Internet filters by Jeff Switzer, senior staff reporter
Two local libraries are testing four different Internet filter programs, evaluating the finer points of making Internet access more kid-friendly before the programs are implemented system-wide.
   Bothell Regional and Woodinville Libraries have already installed "Bess" and are using the Internet Explorer security option. Starting this week, X-Stop and CyberPatrol are expected to be added and evaluated. Internet access in other areas remains unfiltered, reflecting the library system's policy and philosophy of free and open access.
   Internet Explorer rejects access to sites not certified by Microsoft, rejecting the majority of sites requested. "Bess" connects the system to a proxy server in Ohio which has a list of blocked sites maintained by that service. When a disallowed site is requested, a picture of "Bess," a Chesapeake Bay Retriever from Seattle, comes up with the message, "Sorry, Bess can't retrieve."
   CyberPatrol and X-Stop are software options which are updated as the list of objectionable sites grows and changes. CyberPatrol uses a CyberNot list, which is also updated.

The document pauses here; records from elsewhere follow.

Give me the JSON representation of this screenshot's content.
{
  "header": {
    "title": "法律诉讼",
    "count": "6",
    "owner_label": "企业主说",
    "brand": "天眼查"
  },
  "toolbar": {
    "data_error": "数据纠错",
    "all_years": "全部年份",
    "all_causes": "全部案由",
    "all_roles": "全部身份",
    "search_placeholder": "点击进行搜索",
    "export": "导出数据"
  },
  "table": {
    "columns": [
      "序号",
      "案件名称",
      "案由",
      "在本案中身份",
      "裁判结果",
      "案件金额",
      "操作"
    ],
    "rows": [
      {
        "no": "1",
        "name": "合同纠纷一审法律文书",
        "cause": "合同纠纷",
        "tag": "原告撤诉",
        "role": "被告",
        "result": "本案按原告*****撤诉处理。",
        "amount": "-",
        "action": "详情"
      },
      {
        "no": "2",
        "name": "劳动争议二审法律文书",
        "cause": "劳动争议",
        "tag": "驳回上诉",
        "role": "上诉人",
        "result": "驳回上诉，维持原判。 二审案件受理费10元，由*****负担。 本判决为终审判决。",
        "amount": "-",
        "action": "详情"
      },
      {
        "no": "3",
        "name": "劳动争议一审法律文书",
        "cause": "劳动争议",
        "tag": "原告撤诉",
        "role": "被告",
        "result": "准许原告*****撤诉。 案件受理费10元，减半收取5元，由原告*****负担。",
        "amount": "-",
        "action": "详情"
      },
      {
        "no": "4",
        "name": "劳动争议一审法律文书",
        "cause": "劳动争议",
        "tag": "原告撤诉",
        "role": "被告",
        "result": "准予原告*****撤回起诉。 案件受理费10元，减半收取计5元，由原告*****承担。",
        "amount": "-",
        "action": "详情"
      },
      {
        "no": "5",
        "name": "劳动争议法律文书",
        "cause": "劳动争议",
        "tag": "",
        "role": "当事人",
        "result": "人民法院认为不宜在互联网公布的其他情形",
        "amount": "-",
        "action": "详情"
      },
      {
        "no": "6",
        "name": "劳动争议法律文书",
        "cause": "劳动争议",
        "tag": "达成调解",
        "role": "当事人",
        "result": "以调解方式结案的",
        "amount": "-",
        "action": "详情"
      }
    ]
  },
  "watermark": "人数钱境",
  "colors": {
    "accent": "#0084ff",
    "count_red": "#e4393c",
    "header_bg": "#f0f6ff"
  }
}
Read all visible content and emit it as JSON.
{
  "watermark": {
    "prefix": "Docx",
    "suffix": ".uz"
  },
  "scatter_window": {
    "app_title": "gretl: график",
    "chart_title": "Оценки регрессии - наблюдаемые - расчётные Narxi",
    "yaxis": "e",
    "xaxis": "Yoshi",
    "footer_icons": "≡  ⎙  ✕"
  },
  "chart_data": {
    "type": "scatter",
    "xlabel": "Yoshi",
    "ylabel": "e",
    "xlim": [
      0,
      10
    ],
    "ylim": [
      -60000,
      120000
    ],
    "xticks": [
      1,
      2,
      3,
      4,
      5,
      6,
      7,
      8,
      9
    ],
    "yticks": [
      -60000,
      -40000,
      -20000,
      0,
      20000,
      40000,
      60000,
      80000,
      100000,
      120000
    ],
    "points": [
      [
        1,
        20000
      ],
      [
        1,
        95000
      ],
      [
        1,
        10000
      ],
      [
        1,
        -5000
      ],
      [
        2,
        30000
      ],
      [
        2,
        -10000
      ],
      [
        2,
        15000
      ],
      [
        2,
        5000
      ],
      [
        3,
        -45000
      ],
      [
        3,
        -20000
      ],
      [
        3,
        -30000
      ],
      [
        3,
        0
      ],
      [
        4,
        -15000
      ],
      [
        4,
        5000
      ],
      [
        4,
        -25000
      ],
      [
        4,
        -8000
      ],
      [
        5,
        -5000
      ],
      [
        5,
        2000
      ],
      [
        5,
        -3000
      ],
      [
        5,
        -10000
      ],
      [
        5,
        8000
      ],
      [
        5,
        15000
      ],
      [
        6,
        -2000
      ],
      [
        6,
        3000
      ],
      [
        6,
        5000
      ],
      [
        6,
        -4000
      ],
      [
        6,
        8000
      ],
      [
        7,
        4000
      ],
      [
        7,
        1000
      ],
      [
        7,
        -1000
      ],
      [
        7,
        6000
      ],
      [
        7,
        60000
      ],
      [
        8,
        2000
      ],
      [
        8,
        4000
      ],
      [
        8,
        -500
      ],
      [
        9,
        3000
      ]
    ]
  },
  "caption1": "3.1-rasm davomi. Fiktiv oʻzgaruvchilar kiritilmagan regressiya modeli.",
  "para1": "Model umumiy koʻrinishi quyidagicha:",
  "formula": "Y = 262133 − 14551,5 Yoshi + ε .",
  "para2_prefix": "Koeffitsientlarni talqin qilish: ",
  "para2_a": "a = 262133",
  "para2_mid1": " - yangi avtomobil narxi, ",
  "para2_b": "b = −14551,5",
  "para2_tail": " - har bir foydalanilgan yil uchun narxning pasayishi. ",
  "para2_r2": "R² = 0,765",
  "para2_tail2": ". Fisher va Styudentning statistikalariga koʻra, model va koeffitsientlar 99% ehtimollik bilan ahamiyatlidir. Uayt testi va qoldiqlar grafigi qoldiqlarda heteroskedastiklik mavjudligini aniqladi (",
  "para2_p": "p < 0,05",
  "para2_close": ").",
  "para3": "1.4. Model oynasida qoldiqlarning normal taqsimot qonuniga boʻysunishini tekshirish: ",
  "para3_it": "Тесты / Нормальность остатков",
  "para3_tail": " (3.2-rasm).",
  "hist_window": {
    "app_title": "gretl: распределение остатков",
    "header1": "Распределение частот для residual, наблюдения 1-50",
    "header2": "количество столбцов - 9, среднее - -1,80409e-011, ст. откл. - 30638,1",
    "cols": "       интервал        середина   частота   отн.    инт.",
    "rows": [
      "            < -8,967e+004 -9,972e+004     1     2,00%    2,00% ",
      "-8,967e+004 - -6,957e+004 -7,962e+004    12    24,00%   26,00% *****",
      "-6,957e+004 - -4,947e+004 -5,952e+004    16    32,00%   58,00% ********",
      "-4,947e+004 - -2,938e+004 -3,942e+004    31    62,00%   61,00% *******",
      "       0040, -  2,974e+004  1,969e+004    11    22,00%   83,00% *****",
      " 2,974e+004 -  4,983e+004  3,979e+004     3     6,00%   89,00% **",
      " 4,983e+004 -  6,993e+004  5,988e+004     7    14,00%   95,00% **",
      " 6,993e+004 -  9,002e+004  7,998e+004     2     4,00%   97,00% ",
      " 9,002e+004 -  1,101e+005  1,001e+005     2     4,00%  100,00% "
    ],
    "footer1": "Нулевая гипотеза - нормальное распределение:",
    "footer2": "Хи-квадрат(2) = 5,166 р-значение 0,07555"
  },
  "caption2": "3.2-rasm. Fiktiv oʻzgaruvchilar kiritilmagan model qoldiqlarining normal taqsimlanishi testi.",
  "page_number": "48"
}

   Don Julien, manager of Woodinville Library, said that while parents are involved with their children in the library, they also often drop them in the children's area, recognizing that the majority of the materials displayed and shelved there are for children. "These filters are a reassurance to parents that this is an area expected to be kid-friendly," Julien said.
   Woodinville Library has two Internet computers in its children's area with labels identifying the filters being tested, in addition to default settings to the KCLS Kids Homepage. Staff noted that demand is high for access to the eight Internet terminals, but by having kid-specific terminals, children have a better opportunity to web browse without being crowded off by adults.
   According to library system staff, Woodinville and Bothell Libraries were chosen because they are "Wave" libraries, with wiring and computer resources other branches don't have. The libraries will be evaluating the benefits of each program, including the costs of software updates, staff time and training, and the potential for lag-time for the Ohio server.
   Bothell Regional has temporarily added two Internet terminals to test the filters, bringing their total to six. Library said that following the filter testing, it is very likely an additional web terminal would be placed in the children's area there.
   Staff and public comments will be compiled after the process, and the decision of what to do next will follow. It is reported that the library board wishes to move quickly on the issue.
   "Children's areas have books selected specifically for kids, but they can still use other areas in the library," said Jeanne Thorsen, KCLS spokesperson, likening the World Wide Web access to the reading and interest level of children in printed materials. "There are a lot of ideas and concepts in libraries, and we continue to encourage parents to be involved with their children in the library."